Divided into two portions, the first day (11 June) will focus on Linked Open Data. The keynote presentation will be given by David Orban, CEO of dotSUB, who will be followed by a full day of presentations on various aspects of Linked Open Data. The following two days will deal more specifically with development of the MultilingualWeb-LT project’s requirements document. Speakers come from organizations like Adobe Systems, the European Commission, the World Wide Web Consortium, and leading research institutions from around the world.
See the Call for Participation for details about how to register for the workshop.
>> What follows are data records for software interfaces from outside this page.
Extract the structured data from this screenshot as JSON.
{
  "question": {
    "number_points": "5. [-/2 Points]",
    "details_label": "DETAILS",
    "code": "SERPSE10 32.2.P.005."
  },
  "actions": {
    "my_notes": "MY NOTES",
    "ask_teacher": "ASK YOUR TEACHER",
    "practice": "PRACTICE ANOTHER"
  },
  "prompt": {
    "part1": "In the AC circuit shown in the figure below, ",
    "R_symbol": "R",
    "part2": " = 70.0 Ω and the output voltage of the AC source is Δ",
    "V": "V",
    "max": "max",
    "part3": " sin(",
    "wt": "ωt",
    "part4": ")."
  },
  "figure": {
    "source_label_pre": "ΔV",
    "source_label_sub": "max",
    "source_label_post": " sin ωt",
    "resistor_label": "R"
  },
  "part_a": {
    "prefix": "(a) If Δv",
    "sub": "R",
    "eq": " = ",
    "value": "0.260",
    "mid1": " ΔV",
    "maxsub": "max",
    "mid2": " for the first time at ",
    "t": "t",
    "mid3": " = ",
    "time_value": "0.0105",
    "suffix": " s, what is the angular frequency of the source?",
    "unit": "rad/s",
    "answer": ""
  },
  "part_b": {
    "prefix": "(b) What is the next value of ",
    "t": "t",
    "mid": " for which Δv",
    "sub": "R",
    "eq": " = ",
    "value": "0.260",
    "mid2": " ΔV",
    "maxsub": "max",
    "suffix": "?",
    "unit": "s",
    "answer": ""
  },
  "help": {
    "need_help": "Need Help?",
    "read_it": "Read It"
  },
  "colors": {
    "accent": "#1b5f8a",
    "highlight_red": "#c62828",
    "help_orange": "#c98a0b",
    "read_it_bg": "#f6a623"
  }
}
Participation in the workshop is free.
Important: The deadline for registration is May 30. Please be sure to register by then.
The MultilingualWeb workshops, funded by the European Commission and coordinated by the W3C, looks at best practices and standards related to all aspects of creating, localizing and deploying the multilingual Web. The workshops are successful because they attracted a wide range of participants, from fields such as localization, language technology, browser development, content authoring and tool development, etc., to create a holistic view of the interoperability needs of the multilingual Web.
We look forward to seeing you in Dublin!
The deadline for submissions to speak at the Multilingual Web – Linked Open Data and MultilingualWeb-LT Requirements in Dublin has been extended until 9 May. We are building a strong program with expected contributions from Adobe, the Centre for Next Generation Localisation, the Italian National Research Council (CNR), the European Commission, Google, and many others, and we will be filling the remaining slots soon.
If you want to speak at the event register as soon as possible.
This MultilingualWeb workshop will be held in Dublin, Ireland, hosted by Trinity College Dublin.
The purpose of this workshop is two-fold: first, to discuss the intersection between Linked Open Data and Multilingual Technologies (11 June), and second, to discuss Requirements of the W3C MultilingualWeb-LT Working Group (12 – 13 June). We expect that both topics will attract an overlapping set of participants, and we hope to increase the overlap by this workshop.
Participation is free. We welcome participation from both speakers and non-speaking attendees. For more information and to register, see the Call for Participation.